**Input records**
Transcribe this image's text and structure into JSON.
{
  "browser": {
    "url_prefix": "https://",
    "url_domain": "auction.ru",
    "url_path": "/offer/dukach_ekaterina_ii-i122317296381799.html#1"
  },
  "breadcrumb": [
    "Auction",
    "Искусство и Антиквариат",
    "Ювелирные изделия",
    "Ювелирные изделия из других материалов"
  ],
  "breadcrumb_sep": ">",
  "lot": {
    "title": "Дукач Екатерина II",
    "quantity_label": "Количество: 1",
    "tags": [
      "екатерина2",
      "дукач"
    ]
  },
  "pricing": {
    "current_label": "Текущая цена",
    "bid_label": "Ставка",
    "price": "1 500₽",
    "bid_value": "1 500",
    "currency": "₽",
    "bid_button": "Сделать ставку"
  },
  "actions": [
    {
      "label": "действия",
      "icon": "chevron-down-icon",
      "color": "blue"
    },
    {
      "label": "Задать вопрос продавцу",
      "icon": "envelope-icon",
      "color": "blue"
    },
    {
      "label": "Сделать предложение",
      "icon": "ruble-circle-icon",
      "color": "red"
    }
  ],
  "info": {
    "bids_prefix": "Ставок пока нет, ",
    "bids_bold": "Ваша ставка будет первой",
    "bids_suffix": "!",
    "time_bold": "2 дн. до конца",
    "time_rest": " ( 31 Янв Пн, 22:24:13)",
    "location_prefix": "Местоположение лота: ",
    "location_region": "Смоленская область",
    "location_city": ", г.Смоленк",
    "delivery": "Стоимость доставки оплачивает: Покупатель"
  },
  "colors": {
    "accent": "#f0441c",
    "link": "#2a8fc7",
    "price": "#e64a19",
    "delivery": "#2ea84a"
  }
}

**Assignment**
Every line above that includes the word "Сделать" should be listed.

**Solution to this exercise**
    "bid_button": "Сделать ставку"
      "label": "Сделать предложение",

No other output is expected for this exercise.